"The secret of Thomas' meteoric ascendance and dominance in NCAA women's swimming was retained male advantage," the lawsuit alleges. Thomas had previously competed in the men's category prior to the NCAA's ruling.

"What the plaintiffs are really after is an equal and fair opportunity to succeed. For everybody to be equal at the starting line," William Bock, the lead attorney in the lawsuit, told ABC News.

PHOTO: In this Jan. 12, 2023, file photo, former University of Kentucky swimmer Riley Gaines, second from right, stands during a rally outside of the NCAA Convention in San Antonio, Texas. (Darren Abate/AP, FILE)
PHOTO: In this Jan. 12, 2023, file photo, former University of Kentucky swimmer Riley Gaines, second from right, stands during a rally outside of the NCAA Convention in San Antonio, Texas. (Darren Abate/AP, FILE)

In a statement, the NCAA said that while it "does not comment on pending litigation, the Association and its members will continue to promote Title IX, make unprecedented investments in women's sports and ensure fair competition in all NCAA championships."

MORE: Transgender swimmer Lia Thomas speaks out about backlash, future plans to compete

In 2022, Lia Thomas sat down with ABC News' Juju Chang following the University of Pennsylvania swimmer's historic Division 1 National title win.

"Trans people don't transition for athletics. we transition to be happy and authentic and our true selves," Thomas told Chang. "Transitioning to get an advantage is not something that ever factors into our decisions."

"I knew there would be scrutiny against me if I competed as a woman. I was prepared for that," Thomas said. "But I also don't need anybody's permission to be-- myself and to-- to do the sport that I love."

Thomas did not immediately respond to ABC News' requests for comment on the lawsuit.
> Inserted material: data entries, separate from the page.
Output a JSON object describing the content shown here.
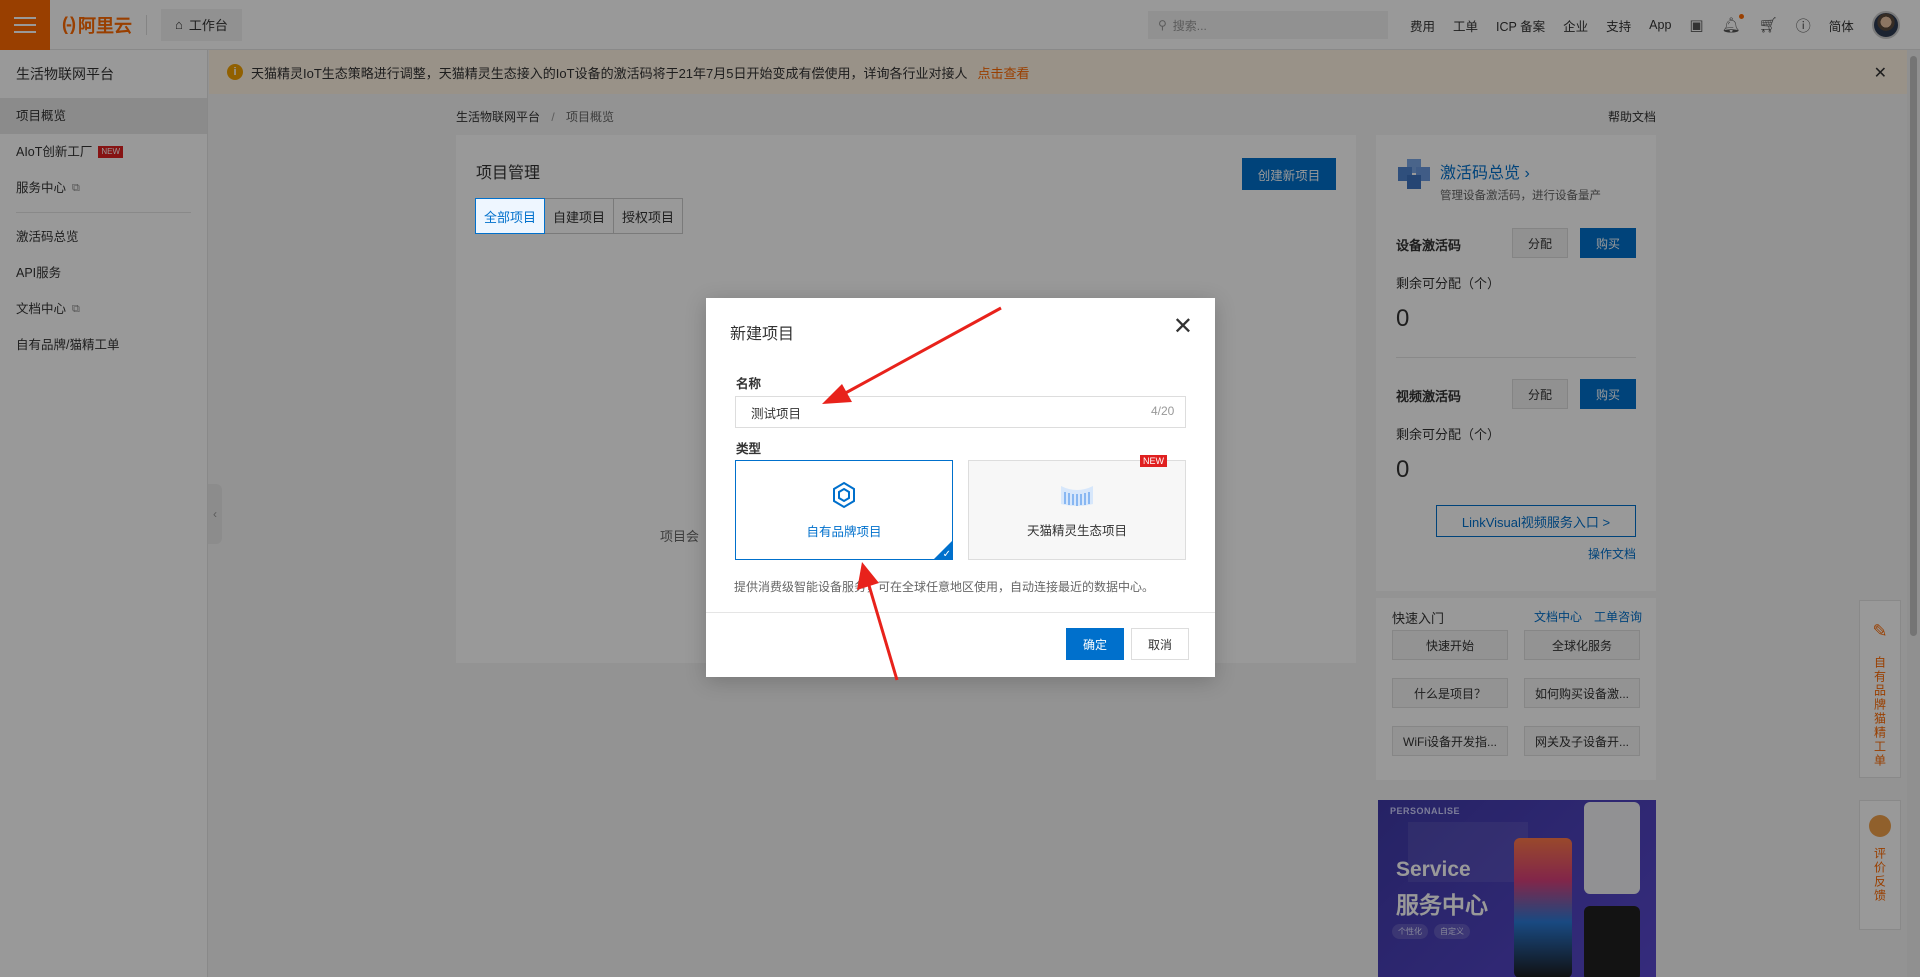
{
  "topbar": {
    "logo_mark": "(-)",
    "logo_text": "阿里云",
    "workbench": "工作台",
    "search_placeholder": "搜索...",
    "links": [
      "费用",
      "工单",
      "ICP 备案",
      "企业",
      "支持",
      "App"
    ],
    "lang": "简体"
  },
  "sidebar": {
    "title": "生活物联网平台",
    "items": [
      {
        "label": "项目概览"
      },
      {
        "label": "AIoT创新工厂",
        "badge": "NEW"
      },
      {
        "label": "服务中心"
      },
      {
        "label": "激活码总览"
      },
      {
        "label": "API服务"
      },
      {
        "label": "文档中心"
      },
      {
        "label": "自有品牌/猫精工单"
      }
    ]
  },
  "notice": {
    "text": "天猫精灵IoT生态策略进行调整，天猫精灵生态接入的IoT设备的激活码将于21年7月5日开始变成有偿使用，详询各行业对接人",
    "link": "点击查看"
  },
  "breadcrumb": {
    "root": "生活物联网平台",
    "sep": "/",
    "current": "项目概览"
  },
  "help_doc": "帮助文档",
  "main": {
    "title": "项目管理",
    "create_btn": "创建新项目",
    "tabs": [
      "全部项目",
      "自建项目",
      "授权项目"
    ],
    "empty_text": "项目会"
  },
  "activation": {
    "title": "激活码总览",
    "chevron": "›",
    "subtitle": "管理设备激活码，进行设备量产",
    "device_label": "设备激活码",
    "video_label": "视频激活码",
    "assign": "分配",
    "buy": "购买",
    "remain": "剩余可分配（个）",
    "device_count": "0",
    "video_count": "0",
    "linkvisual": "LinkVisual视频服务入口  >",
    "op_doc": "操作文档"
  },
  "quick": {
    "title": "快速入门",
    "link_doc": "文档中心",
    "link_ticket": "工单咨询",
    "buttons": [
      "快速开始",
      "全球化服务",
      "什么是项目？",
      "如何购买设备激...",
      "WiFi设备开发指...",
      "网关及子设备开..."
    ]
  },
  "banner": {
    "tag": "PERSONALISE",
    "en": "Service",
    "cn": "服务中心",
    "chip1": "个性化",
    "chip2": "自定义"
  },
  "float": {
    "ticket": "自有品牌猫精工单",
    "feedback": "评价反馈"
  },
  "modal": {
    "title": "新建项目",
    "name_label": "名称",
    "name_value": "测试项目",
    "counter": "4/20",
    "type_label": "类型",
    "type_own": "自有品牌项目",
    "type_tmall": "天猫精灵生态项目",
    "new_badge": "NEW",
    "description": "提供消费级智能设备服务，可在全球任意地区使用，自动连接最近的数据中心。",
    "ok": "确定",
    "cancel": "取消"
  },
  "colors": {
    "brand": "#ff6a00",
    "primary": "#0070cc",
    "annotation": "#e8221b"
  }
}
Dr. Anna Baeth, director of research at the nonprofit LGBTQ athletic advocacy group Athlete Ally, said in a statement that the organization "firmly" believes that the latest research from advocacy groups and "guidelines at the highest level of sport underscore that transgender athletes do not have an inherent advantage in sport and should be not just accepted, but celebrated, in NCAA sport."

More than a dozen female athletes sue NCAA over their transgender participation policy originally appeared on abcnews.go.com